Scan the data below and report how many lines include the word "main". Nothing else is wanted.

┌──

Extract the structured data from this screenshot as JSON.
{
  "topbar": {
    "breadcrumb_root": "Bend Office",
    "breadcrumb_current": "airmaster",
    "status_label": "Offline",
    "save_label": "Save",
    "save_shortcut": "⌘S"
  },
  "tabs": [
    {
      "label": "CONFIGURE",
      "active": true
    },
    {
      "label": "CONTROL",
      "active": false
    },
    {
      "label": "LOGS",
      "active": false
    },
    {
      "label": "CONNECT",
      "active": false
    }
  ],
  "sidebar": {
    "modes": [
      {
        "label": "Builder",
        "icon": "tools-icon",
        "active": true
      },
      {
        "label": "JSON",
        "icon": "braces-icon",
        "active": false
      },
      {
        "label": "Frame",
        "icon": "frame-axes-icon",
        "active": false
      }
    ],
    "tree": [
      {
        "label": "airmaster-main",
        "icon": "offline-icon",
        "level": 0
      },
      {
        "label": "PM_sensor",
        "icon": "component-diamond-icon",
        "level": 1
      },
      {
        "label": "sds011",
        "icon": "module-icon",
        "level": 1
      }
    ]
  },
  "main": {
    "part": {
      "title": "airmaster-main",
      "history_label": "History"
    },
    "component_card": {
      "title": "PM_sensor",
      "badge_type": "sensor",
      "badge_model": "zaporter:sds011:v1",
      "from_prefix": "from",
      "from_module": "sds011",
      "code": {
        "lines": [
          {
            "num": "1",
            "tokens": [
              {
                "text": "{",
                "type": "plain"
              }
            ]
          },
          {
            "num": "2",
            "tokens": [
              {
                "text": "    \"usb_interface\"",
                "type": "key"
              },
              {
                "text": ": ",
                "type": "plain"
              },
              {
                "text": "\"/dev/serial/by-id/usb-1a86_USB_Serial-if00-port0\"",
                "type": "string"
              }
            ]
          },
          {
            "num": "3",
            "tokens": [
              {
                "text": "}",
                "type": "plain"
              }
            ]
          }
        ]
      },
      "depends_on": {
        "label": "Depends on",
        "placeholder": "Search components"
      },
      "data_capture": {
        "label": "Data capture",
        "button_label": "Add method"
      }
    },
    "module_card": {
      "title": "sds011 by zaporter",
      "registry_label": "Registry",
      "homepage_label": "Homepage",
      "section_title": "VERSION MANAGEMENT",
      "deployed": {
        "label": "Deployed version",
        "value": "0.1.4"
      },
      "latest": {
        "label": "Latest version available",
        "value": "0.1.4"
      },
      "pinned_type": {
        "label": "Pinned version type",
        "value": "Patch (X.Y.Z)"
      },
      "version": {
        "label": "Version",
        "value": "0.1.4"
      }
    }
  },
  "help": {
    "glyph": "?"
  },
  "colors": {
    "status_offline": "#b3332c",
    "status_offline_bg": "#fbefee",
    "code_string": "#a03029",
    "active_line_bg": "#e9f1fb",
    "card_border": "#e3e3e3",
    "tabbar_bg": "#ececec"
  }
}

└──

Output for this task: 3